Fields are used for interacting with the UI of an application. A field represents an element in the UI, a button, a text-field, a panel etc. Each type of field can be interacted with similarly to how a user can interact with the field. A button can be clicked, a text-field can have text written into it and text extracted from it and so on.
Fields are identified either by a path or a screenshot of the field. The screenshot is simply used to identify the field visually and should only be used if the field cannot be identified by a path. Paths are more flexible and robust with regards to changes in the UI of the application.
A path is a string which identifies the given field by containing instructions on how to traverse the tree that is the structural model of the UI. UIs are normally hierarchical in nature and structurally composed like a tree (e.g. the DOM of a web-page). The window is normally the root of the tree and it will contain a few panels as its children which again will contain other panels or UI elements directly. A path is thus a way to navigate from the root of the application (the outermost window) to the field we are interested in. An example:
This path specifies that we are ultimately looking for an
OkButton element which is contained in an
OuterPanel2 which itself is contained in an
OuterPanel1. The elements along the path are matched on multiple criteria e.g.
OkButton might be the actual text shown on the button or the class/type of button used.
The path editor (the text field in which the path to your field can be seen and edited) applies some formatting to make it easier to parse what is going on in the individual path elements.
Hovering over an element of the path will display some information about how that particular element is matched as well. You can read more about fields and how the individual elements match the nodes in the UI tree in the Manatee manual.
You can edit the path and its elements directly but if you right-click on an element you will get a menu in which you can edit an element using predefined controls. There are three distinct editors. The first one here is the editor for the window-match element (the first optional element in a field path).
Secondly there is a menu for all the intermediate elements where you can choose how the match should proceed:
And lastly there is a menu for the “tail” path element. The last element may contain a relation between a reference and a target element so it is more complex:
It is not normally necessary to manually construct these paths as Cuesta will connect to a locally running Manatee instance and try to figure out the path to a given field when you use the field-finder functionality in Cuesta.
Then you will simply point at the element in question and Cuesta will input the path for you. If the element is in a dialog that needs to be activated after the field finder is activated, you can hold down ctrl, which will pause the field finder while you activate the dialog.
Instead of clicking on the app element, you can also press spacebar to select the currently highlighted element.
You can also use the tree view to explore the UI structure if the application and select an appropriate field to get a path for it.
Using a field in a flow
Once defined the field may be used in one or more flows for the application.

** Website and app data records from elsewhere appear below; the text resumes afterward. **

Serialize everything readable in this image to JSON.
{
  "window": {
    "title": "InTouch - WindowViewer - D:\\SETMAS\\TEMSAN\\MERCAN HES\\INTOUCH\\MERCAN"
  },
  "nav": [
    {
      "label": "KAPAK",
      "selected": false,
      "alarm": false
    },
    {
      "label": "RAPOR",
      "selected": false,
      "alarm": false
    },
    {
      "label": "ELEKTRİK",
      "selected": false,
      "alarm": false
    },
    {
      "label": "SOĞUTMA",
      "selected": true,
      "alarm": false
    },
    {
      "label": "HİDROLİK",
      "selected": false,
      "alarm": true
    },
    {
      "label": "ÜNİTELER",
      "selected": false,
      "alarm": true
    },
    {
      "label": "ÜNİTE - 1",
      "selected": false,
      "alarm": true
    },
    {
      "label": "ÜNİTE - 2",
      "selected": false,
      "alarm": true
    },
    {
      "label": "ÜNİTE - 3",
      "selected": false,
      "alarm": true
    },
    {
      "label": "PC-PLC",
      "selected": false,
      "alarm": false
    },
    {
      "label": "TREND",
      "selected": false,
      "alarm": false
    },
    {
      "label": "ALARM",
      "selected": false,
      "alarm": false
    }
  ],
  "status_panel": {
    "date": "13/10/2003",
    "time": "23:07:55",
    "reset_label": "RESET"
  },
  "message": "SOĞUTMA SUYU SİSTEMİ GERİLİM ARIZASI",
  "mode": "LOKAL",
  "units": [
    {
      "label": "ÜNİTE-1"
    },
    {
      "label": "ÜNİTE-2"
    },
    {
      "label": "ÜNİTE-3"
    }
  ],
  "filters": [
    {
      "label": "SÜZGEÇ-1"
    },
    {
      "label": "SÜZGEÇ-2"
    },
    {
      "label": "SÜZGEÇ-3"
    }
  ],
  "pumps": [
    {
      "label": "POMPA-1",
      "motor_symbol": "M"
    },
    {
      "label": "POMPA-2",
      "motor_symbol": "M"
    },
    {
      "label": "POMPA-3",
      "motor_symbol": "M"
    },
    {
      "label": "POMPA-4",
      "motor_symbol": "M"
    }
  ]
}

For example the following code snippet clicks the button designated by the field name “OkButton”.
A more complex example could be a field which represents a table:
// Inspect (i.e. get a JSON serialized version of) the table var table = Fields['MyTable'].inspect(); // The `table` variable is an object serialized according to // the JSON serialization document var rows = table.rows; var someCell = table.rows['Header1']; // There is also functionality for clicking in a certain cell table.clickCell('row1', 'Header1');